I just found this interesting post (below) on the valleywag blog, naming the 10 worst workplaces, according to their own research. I don’t think the research was done scientifically (so read it with a tongue-in-cheek). However, it does raise an interesting subject; does your workspace encourage you to work hard, give 110% and enjoy your work?
Numerous research papers suggest that your workspace influences your motivation, energy and well-being. Gone are the days (I hope in all cases) where technical people were pushed down into the basement floors, never to see sunlight. But is the modern workspace condusive to healthy, productive and enjoyable work? Take a look around you at your workplace and see for yourself. Can you see sunlight or an outside space? Can you see your co-workers? Is the environment noisy, or quiet? What about the temperature? Can you personalize your space, or does your organization enforce a clear-desk or hotdesk policy? These conditions do have an effect on productivity.
A number of people I’ve coached didn’t realize this. In some cases they felt that their productivity was below their own expectation, and sometimes energy levels were under the required level to do their job. In a few of these cases, we concluded that their work environment, if changed, could resolve these issues and in every case but one, it did.

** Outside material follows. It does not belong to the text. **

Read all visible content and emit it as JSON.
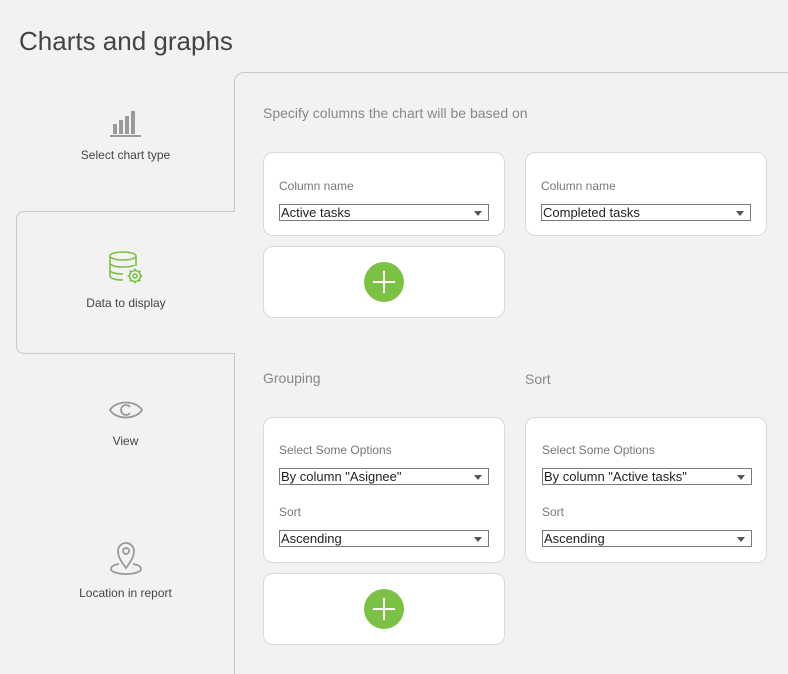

For example, a programmer asked to have the partitions in her cubicle lowered to allow more sunlight into her workspace. She found that this had a psychogical effect and increased her energy and motivation. In another example, a product tester moved her cubicle away from the office door to reduce the amount of noise and to limit distraction. Testing productivity increased by about 25%. Conversely, a different example was the opposite, where a lonely business analyst moved towards the office door so that she would experience ‘passing traffic’ and engaged with colleagues much more. She discovered that this greater level of engagement made her feel more connected with the work of others and she received feedback on the quality of her work.
These examples show that sometimes a simple environment change can solve problems that might have otherwise persisted.